▶ [Work task]: Could you restate all of the records exactly, leaving out the pictures?

▶ [Dataset extract]:
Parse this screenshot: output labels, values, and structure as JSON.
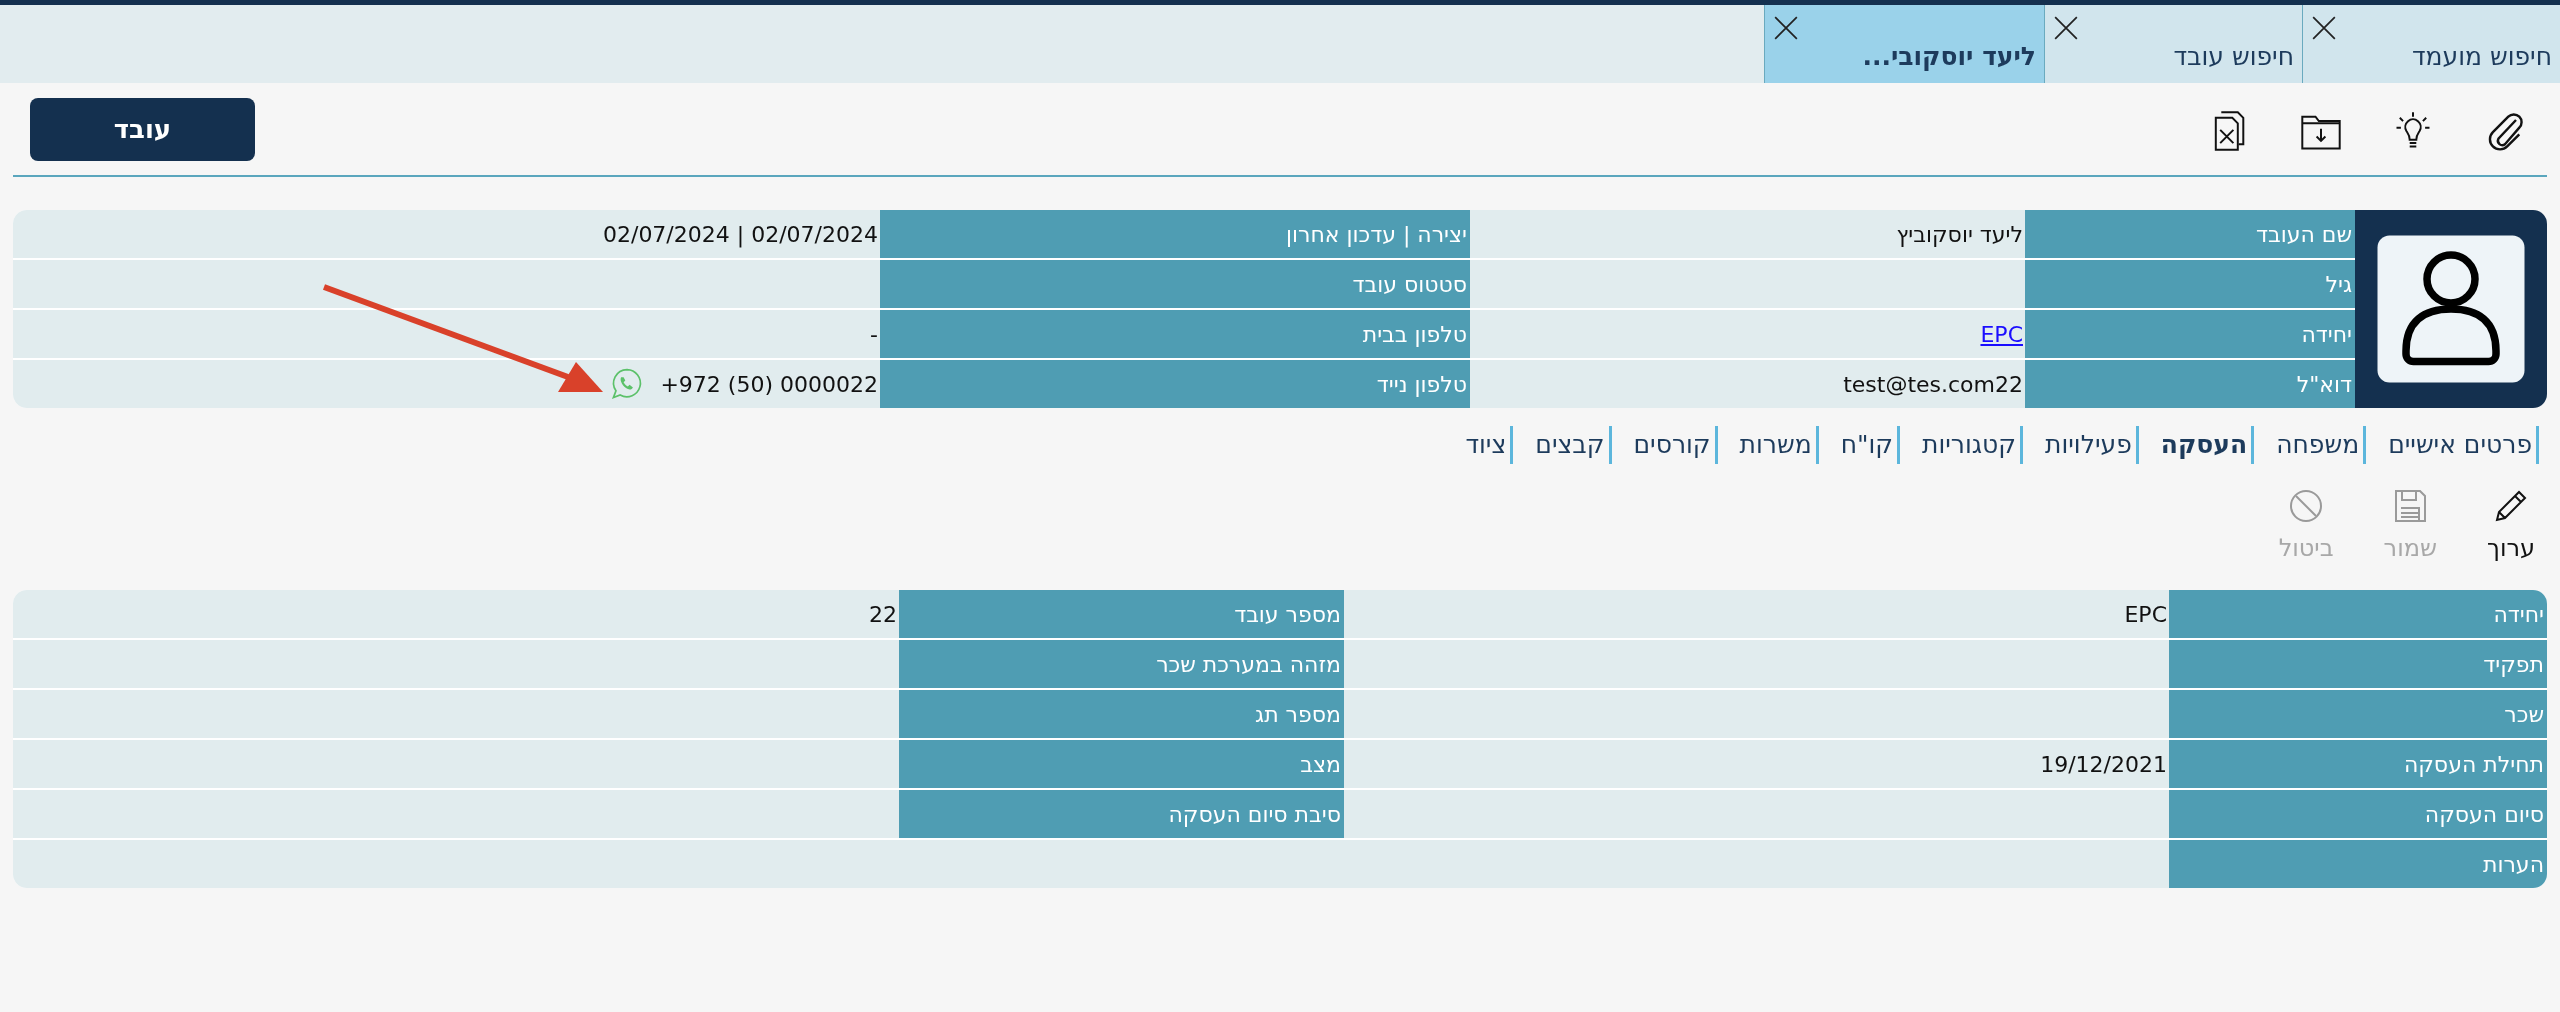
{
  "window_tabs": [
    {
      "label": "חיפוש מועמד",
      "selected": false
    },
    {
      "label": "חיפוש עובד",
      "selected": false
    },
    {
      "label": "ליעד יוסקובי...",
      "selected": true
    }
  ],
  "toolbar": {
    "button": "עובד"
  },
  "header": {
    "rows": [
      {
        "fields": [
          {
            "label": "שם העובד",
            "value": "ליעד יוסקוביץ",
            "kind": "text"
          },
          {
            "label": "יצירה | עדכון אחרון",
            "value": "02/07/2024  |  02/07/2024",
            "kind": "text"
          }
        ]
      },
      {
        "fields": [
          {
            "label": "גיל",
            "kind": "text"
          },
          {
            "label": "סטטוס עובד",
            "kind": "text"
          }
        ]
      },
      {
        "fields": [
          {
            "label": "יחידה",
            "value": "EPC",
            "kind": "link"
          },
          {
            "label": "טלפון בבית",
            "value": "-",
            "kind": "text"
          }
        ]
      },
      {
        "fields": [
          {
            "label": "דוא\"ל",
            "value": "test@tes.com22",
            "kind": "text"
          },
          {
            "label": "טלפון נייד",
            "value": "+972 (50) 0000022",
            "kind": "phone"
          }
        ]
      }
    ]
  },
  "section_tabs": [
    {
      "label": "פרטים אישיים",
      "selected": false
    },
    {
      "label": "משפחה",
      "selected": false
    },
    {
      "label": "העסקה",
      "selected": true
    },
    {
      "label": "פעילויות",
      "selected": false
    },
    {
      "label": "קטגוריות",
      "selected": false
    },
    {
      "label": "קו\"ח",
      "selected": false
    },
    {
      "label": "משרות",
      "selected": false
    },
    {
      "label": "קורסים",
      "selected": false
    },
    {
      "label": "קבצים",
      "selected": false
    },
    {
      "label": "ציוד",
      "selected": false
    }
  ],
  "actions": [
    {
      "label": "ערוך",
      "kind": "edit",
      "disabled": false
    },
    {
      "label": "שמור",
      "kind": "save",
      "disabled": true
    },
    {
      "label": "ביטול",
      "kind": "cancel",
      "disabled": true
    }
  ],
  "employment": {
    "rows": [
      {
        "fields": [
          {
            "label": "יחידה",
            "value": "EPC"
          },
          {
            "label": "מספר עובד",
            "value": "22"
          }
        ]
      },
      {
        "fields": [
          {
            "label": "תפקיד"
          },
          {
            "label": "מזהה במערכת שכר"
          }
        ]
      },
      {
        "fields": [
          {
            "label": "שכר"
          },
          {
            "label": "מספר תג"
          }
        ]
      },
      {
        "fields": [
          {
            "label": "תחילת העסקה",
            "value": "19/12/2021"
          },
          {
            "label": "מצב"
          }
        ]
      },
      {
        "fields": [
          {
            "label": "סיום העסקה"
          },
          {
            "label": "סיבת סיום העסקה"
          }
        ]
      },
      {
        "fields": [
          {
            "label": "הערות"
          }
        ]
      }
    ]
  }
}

▶ [Answer section]:
Parse this screenshot: output labels, values, and structure as JSON.
{
  "window_tabs": [
    {
      "label": "חיפוש מועמד",
      "selected": false
    },
    {
      "label": "חיפוש עובד",
      "selected": false
    },
    {
      "label": "ליעד יוסקובי...",
      "selected": true
    }
  ],
  "toolbar": {
    "button": "עובד"
  },
  "header": {
    "rows": [
      {
        "fields": [
          {
            "label": "שם העובד",
            "value": "ליעד יוסקוביץ",
            "kind": "text"
          },
          {
            "label": "יצירה | עדכון אחרון",
            "value": "02/07/2024  |  02/07/2024",
            "kind": "text"
          }
        ]
      },
      {
        "fields": [
          {
            "label": "גיל",
            "kind": "text"
          },
          {
            "label": "סטטוס עובד",
            "kind": "text"
          }
        ]
      },
      {
        "fields": [
          {
            "label": "יחידה",
            "value": "EPC",
            "kind": "link"
          },
          {
            "label": "טלפון בבית",
            "value": "-",
            "kind": "text"
          }
        ]
      },
      {
        "fields": [
          {
            "label": "דוא\"ל",
            "value": "test@tes.com22",
            "kind": "text"
          },
          {
            "label": "טלפון נייד",
            "value": "+972 (50) 0000022",
            "kind": "phone"
          }
        ]
      }
    ]
  },
  "section_tabs": [
    {
      "label": "פרטים אישיים",
      "selected": false
    },
    {
      "label": "משפחה",
      "selected": false
    },
    {
      "label": "העסקה",
      "selected": true
    },
    {
      "label": "פעילויות",
      "selected": false
    },
    {
      "label": "קטגוריות",
      "selected": false
    },
    {
      "label": "קו\"ח",
      "selected": false
    },
    {
      "label": "משרות",
      "selected": false
    },
    {
      "label": "קורסים",
      "selected": false
    },
    {
      "label": "קבצים",
      "selected": false
    },
    {
      "label": "ציוד",
      "selected": false
    }
  ],
  "actions": [
    {
      "label": "ערוך",
      "kind": "edit",
      "disabled": false
    },
    {
      "label": "שמור",
      "kind": "save",
      "disabled": true
    },
    {
      "label": "ביטול",
      "kind": "cancel",
      "disabled": true
    }
  ],
  "employment": {
    "rows": [
      {
        "fields": [
          {
            "label": "יחידה",
            "value": "EPC"
          },
          {
            "label": "מספר עובד",
            "value": "22"
          }
        ]
      },
      {
        "fields": [
          {
            "label": "תפקיד"
          },
          {
            "label": "מזהה במערכת שכר"
          }
        ]
      },
      {
        "fields": [
          {
            "label": "שכר"
          },
          {
            "label": "מספר תג"
          }
        ]
      },
      {
        "fields": [
          {
            "label": "תחילת העסקה",
            "value": "19/12/2021"
          },
          {
            "label": "מצב"
          }
        ]
      },
      {
        "fields": [
          {
            "label": "סיום העסקה"
          },
          {
            "label": "סיבת סיום העסקה"
          }
        ]
      },
      {
        "fields": [
          {
            "label": "הערות"
          }
        ]
      }
    ]
  }
}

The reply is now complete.